Scientists: Bioweapon Convention Needs Teeth

Australian scientists who inadvertently created a killer mouse virus said today the global Biological Weapons Convention must be given teeth to prevent such discoveries falling into the wrong hands.

The scientists, using technology that could be applied to biological warfare, had been seeking a biological contraceptive to halt mouse and rat plagues when they genetically modified a virus akin to smallpox with fatal results — for mice.

Annabelle Duncan, who was deputy leader of a U.N. team which investigated biowarfare agents in Iraq after the Gulf War, said the 1972 Biological Weapons Convention (BCW) urgently needed updating.

"It's not that you shouldn't do the research because you're going to cut off a lot of beneficial discoveries … it's making sure that it's very, very hard for anybody to abuse the results," she told Reuters.

"At the moment the convention says don't make biological weapons," she said. "There's no way of policing it, so if you think somebody is cheating you can't do anything about it."

Global Warning

Duncan is molecular science chief at the Commonwealth Scientific and Industrial Research Organization (CSIRO), which created the virus.

The genetically modified mouse virus, revealed by New Scientist magazine on Wednesday, is harmless to humans but it kills mice by wiping out part of their immune system.

Its creators say that the same technique could be used to make human diseases such as smallpox even more lethal.

New Scientist said the discovery highlighted a growing international problem — how to stop terrorists using scientific research to create deadly new weapons.

A total of 140 countries have ratified the BCW pact, a relic of the Cold War which bans the development, production and stockpiling of bacteriological and toxin weapons.

Negotiations to strengthen the convention have made slow progress over the past four years.

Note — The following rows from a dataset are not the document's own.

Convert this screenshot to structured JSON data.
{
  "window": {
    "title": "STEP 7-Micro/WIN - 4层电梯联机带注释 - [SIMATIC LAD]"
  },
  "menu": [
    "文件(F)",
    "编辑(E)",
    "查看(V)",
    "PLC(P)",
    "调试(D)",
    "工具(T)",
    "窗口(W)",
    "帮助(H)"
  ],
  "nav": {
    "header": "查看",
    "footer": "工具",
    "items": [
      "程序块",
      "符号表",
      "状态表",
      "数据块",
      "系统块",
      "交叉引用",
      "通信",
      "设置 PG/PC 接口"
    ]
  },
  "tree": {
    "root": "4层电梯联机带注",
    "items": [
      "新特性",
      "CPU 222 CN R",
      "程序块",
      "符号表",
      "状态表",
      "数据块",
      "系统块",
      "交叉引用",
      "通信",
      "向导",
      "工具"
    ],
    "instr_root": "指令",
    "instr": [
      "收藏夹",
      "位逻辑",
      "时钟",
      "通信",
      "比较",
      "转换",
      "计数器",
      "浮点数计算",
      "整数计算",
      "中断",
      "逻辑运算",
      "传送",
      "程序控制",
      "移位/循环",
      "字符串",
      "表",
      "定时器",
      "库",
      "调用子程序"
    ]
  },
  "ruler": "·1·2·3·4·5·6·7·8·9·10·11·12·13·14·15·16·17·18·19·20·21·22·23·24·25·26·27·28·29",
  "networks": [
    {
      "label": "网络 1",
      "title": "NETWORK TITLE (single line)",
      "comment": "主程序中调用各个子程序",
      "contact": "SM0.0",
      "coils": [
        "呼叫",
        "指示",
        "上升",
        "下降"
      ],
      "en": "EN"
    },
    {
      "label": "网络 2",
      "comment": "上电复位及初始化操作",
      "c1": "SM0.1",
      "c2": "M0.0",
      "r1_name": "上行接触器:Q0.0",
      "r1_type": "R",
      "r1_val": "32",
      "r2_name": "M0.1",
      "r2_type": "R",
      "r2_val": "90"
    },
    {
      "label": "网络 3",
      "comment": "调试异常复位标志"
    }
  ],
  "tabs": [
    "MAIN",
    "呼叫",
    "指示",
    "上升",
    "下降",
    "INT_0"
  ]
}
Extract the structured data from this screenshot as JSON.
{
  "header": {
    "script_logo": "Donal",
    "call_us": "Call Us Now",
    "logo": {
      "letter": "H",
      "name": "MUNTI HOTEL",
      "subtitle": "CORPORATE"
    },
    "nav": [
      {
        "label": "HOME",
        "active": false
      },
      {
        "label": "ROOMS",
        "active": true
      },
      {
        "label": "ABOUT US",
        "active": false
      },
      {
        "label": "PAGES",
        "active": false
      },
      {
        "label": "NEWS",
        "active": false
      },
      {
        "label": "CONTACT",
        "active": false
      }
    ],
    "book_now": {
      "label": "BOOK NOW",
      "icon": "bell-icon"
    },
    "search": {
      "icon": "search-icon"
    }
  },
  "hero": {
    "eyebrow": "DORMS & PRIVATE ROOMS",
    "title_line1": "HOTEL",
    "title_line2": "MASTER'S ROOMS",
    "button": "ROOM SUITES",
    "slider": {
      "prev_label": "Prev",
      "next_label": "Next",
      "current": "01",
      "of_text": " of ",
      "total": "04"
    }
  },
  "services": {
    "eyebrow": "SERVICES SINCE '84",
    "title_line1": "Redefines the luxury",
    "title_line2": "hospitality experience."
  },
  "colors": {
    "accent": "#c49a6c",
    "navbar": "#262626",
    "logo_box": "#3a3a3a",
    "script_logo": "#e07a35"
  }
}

Duncan hoped member states would agree to set up a U.N.-backed body with policing powers to monitor biological research.

The CSIRO scientists and colleagues at the Australian National University told Australia's Defence Department about their research before they submitted it for formal publication next month in the U.S. Journal of Virology.

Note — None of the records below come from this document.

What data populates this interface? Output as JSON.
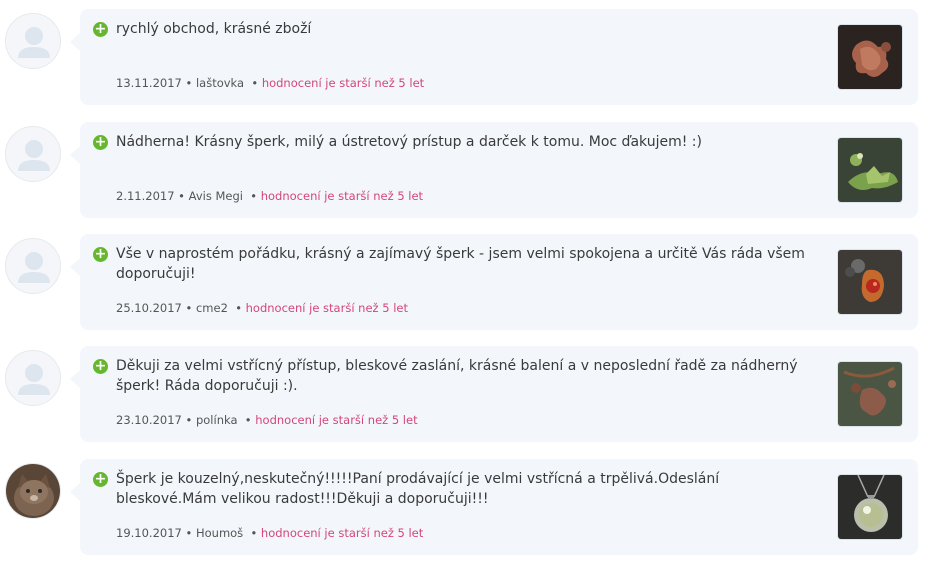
{
  "old_label": "hodnocení je starší než 5 let",
  "reviews": [
    {
      "text": "rychlý obchod, krásné zboží",
      "date": "13.11.2017",
      "author": "laštovka",
      "avatar": "default-user-icon",
      "thumb": "copper-oak-leaf-pendant"
    },
    {
      "text": "Nádherna! Krásny šperk, milý a ústretový prístup a darček k tomu. Moc ďakujem! :)",
      "date": "2.11.2017",
      "author": "Avis Megi",
      "avatar": "default-user-icon",
      "thumb": "green-leaf-jewelry"
    },
    {
      "text": "Vše v naprostém pořádku, krásný a zajímavý šperk - jsem velmi spokojena a určitě Vás ráda všem doporučuji!",
      "date": "25.10.2017",
      "author": "cme2",
      "avatar": "default-user-icon",
      "thumb": "red-berry-pendant"
    },
    {
      "text": "Děkuji za velmi vstřícný přístup, bleskové zaslání, krásné balení a v neposlední řadě za nádherný šperk! Ráda doporučuji :).",
      "date": "23.10.2017",
      "author": "polínka",
      "avatar": "default-user-icon",
      "thumb": "copper-leaf-acorn-jewelry"
    },
    {
      "text": "Šperk je kouzelný,neskutečný!!!!!Paní prodávající je velmi vstřícná a trpělivá.Odeslání bleskové.Mám velikou radost!!!Děkuji a doporučuji!!!",
      "date": "19.10.2017",
      "author": "Houmoš",
      "avatar": "user-photo-cat",
      "thumb": "glass-sphere-pendant"
    }
  ]
}
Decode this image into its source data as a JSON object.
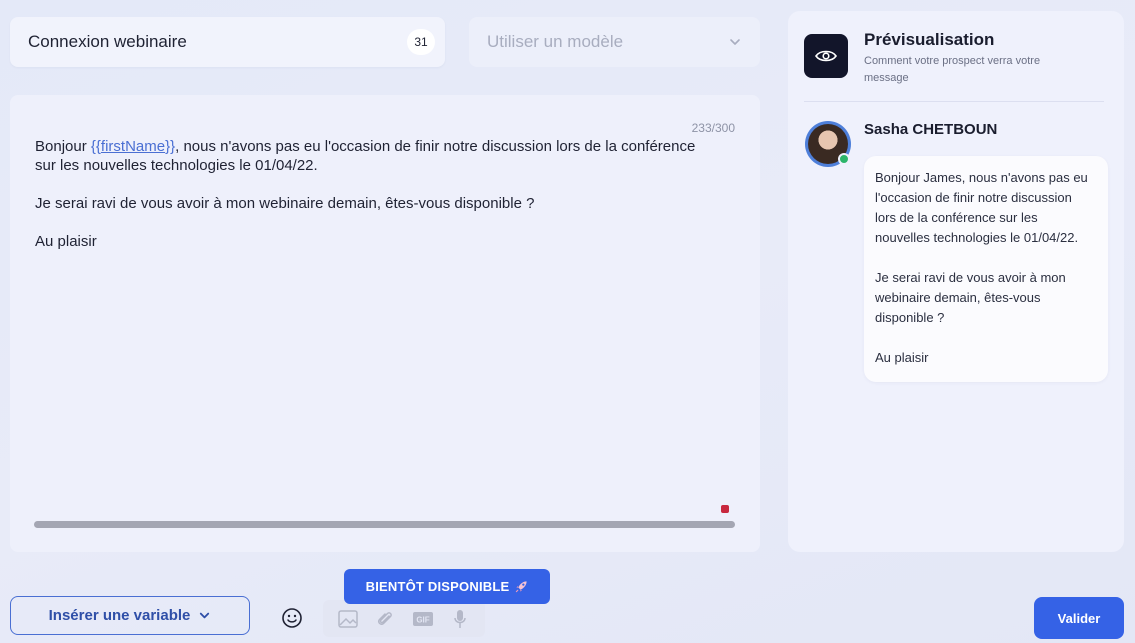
{
  "campaign": {
    "title_value": "Connexion webinaire",
    "title_char_count": "31"
  },
  "template": {
    "placeholder": "Utiliser un modèle"
  },
  "editor": {
    "char_counter": "233/300",
    "greeting_prefix": "Bonjour ",
    "var_open": "{{",
    "var_name": "firstName",
    "var_close": "}}",
    "line1_rest": ", nous n'avons pas eu l'occasion de finir notre discussion lors de la conférence sur les nouvelles technologies le 01/04/22.",
    "paragraph2": "Je serai ravi de vous avoir à mon webinaire demain, êtes-vous disponible ?",
    "paragraph3": "Au plaisir"
  },
  "preview": {
    "title": "Prévisualisation",
    "subtitle": "Comment votre prospect verra votre message",
    "sender_name": "Sasha CHETBOUN",
    "bubble_p1": "Bonjour James, nous n'avons pas eu l'occasion de finir notre discussion lors de la conférence sur les nouvelles technologies le 01/04/22.",
    "bubble_p2": "Je serai ravi de vous avoir à mon webinaire demain, êtes-vous disponible ?",
    "bubble_p3": "Au plaisir"
  },
  "toolbar": {
    "insert_variable_label": "Insérer une variable",
    "coming_soon_label": "BIENTÔT DISPONIBLE",
    "validate_label": "Valider",
    "icons": [
      "emoji-icon",
      "image-icon",
      "paperclip-icon",
      "gif-icon",
      "microphone-icon"
    ]
  },
  "colors": {
    "accent": "#3562e6",
    "online": "#2cb56a",
    "variable": "#4a6fd3"
  }
}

They wanted the rest of the world as well as the scientific community to be aware of this type of technology and its implications.

"In the course of science you sometimes make unexpected discoveries — penicillin is one example," said Bob Seamark, director of CSIRO's Cooperative Research Centre for Biological Control of Pest Animals.

"In this case, we've found that certain changes to a mouse virus can render it more lethal and harder to immunize against. The best protection against any misuse of this technique was to issue a worldwide warning," he added.

The team created the virus by inserting a gene that produces a molecule called interleukin 4 (IL-4) into mousepox, a virus similar to smallpox.

Instead of producing antibodies to attack a mouse's eggs and make it infertile, all the mice, stripped of part of their immune system, died within nine days.

But Seamark also hoped that the Australian technology would help researchers elsewhere to design better, more effective vaccines.